### Your assignment
Exact copies of the lines below are the goal; any images in them are dropped.

Segment Start: Data to examine

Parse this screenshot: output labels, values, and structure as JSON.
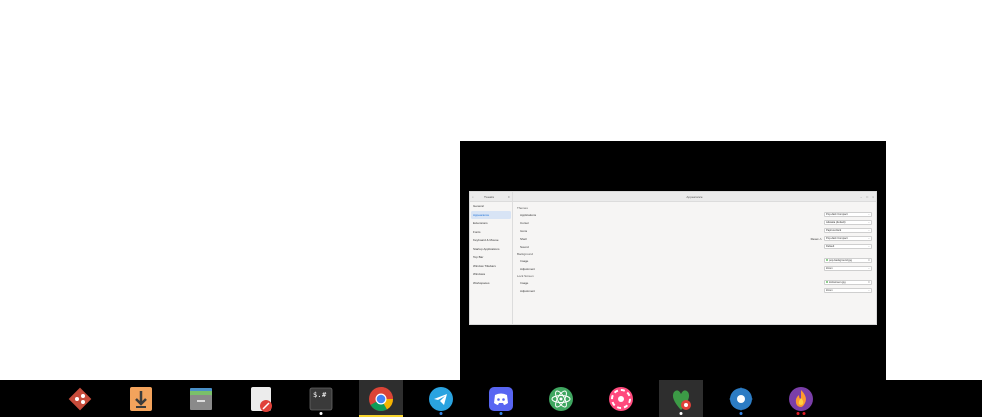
{
  "window": {
    "sidebar_title": "Tweaks",
    "main_title": "Appearance",
    "sidebar_items": [
      {
        "label": "General"
      },
      {
        "label": "Appearance",
        "active": true
      },
      {
        "label": "Extensions"
      },
      {
        "label": "Fonts"
      },
      {
        "label": "Keyboard & Mouse"
      },
      {
        "label": "Startup Applications"
      },
      {
        "label": "Top Bar"
      },
      {
        "label": "Window Titlebars"
      },
      {
        "label": "Windows"
      },
      {
        "label": "Workspaces"
      }
    ],
    "themes_header": "Themes",
    "themes": [
      {
        "label": "Applications",
        "value": "Pop-dark Compact"
      },
      {
        "label": "Cursor",
        "value": "Adwaita (default)"
      },
      {
        "label": "Icons",
        "value": "Papirus-Dark"
      },
      {
        "label": "Shell",
        "value": "Pop-dark Compact",
        "reset": "Reset"
      },
      {
        "label": "Sound",
        "value": "Default"
      }
    ],
    "background_header": "Background",
    "background": [
      {
        "label": "Image",
        "value": "pop-background.jpg"
      },
      {
        "label": "Adjustment",
        "value": "Zoom"
      }
    ],
    "lockscreen_header": "Lock Screen",
    "lockscreen": [
      {
        "label": "Image",
        "value": "lockscreen.jpg"
      },
      {
        "label": "Adjustment",
        "value": "Zoom"
      }
    ]
  },
  "dock": {
    "apps": [
      {
        "name": "git-client",
        "color": "#c64b3a"
      },
      {
        "name": "downloader",
        "color": "#f0a050"
      },
      {
        "name": "archive-manager",
        "color": "#7d7d7d"
      },
      {
        "name": "text-editor",
        "color": "#e8e8e8"
      },
      {
        "name": "terminal",
        "color": "#3a3a3a"
      },
      {
        "name": "chrome",
        "color": "#4285f4"
      },
      {
        "name": "telegram",
        "color": "#2aa3e0"
      },
      {
        "name": "discord",
        "color": "#5865f2"
      },
      {
        "name": "atom",
        "color": "#3fa660"
      },
      {
        "name": "screenshot-tool",
        "color": "#ff4a7d"
      },
      {
        "name": "tweaks",
        "color": "#3c9a46"
      },
      {
        "name": "settings",
        "color": "#2c7cc4"
      },
      {
        "name": "hydrogen",
        "color": "#7a3ea8"
      }
    ]
  }
}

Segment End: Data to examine

### Solution
Parse this screenshot: output labels, values, and structure as JSON.
{
  "window": {
    "sidebar_title": "Tweaks",
    "main_title": "Appearance",
    "sidebar_items": [
      {
        "label": "General"
      },
      {
        "label": "Appearance",
        "active": true
      },
      {
        "label": "Extensions"
      },
      {
        "label": "Fonts"
      },
      {
        "label": "Keyboard & Mouse"
      },
      {
        "label": "Startup Applications"
      },
      {
        "label": "Top Bar"
      },
      {
        "label": "Window Titlebars"
      },
      {
        "label": "Windows"
      },
      {
        "label": "Workspaces"
      }
    ],
    "themes_header": "Themes",
    "themes": [
      {
        "label": "Applications",
        "value": "Pop-dark Compact"
      },
      {
        "label": "Cursor",
        "value": "Adwaita (default)"
      },
      {
        "label": "Icons",
        "value": "Papirus-Dark"
      },
      {
        "label": "Shell",
        "value": "Pop-dark Compact",
        "reset": "Reset"
      },
      {
        "label": "Sound",
        "value": "Default"
      }
    ],
    "background_header": "Background",
    "background": [
      {
        "label": "Image",
        "value": "pop-background.jpg"
      },
      {
        "label": "Adjustment",
        "value": "Zoom"
      }
    ],
    "lockscreen_header": "Lock Screen",
    "lockscreen": [
      {
        "label": "Image",
        "value": "lockscreen.jpg"
      },
      {
        "label": "Adjustment",
        "value": "Zoom"
      }
    ]
  },
  "dock": {
    "apps": [
      {
        "name": "git-client",
        "color": "#c64b3a"
      },
      {
        "name": "downloader",
        "color": "#f0a050"
      },
      {
        "name": "archive-manager",
        "color": "#7d7d7d"
      },
      {
        "name": "text-editor",
        "color": "#e8e8e8"
      },
      {
        "name": "terminal",
        "color": "#3a3a3a"
      },
      {
        "name": "chrome",
        "color": "#4285f4"
      },
      {
        "name": "telegram",
        "color": "#2aa3e0"
      },
      {
        "name": "discord",
        "color": "#5865f2"
      },
      {
        "name": "atom",
        "color": "#3fa660"
      },
      {
        "name": "screenshot-tool",
        "color": "#ff4a7d"
      },
      {
        "name": "tweaks",
        "color": "#3c9a46"
      },
      {
        "name": "settings",
        "color": "#2c7cc4"
      },
      {
        "name": "hydrogen",
        "color": "#7a3ea8"
      }
    ]
  }
}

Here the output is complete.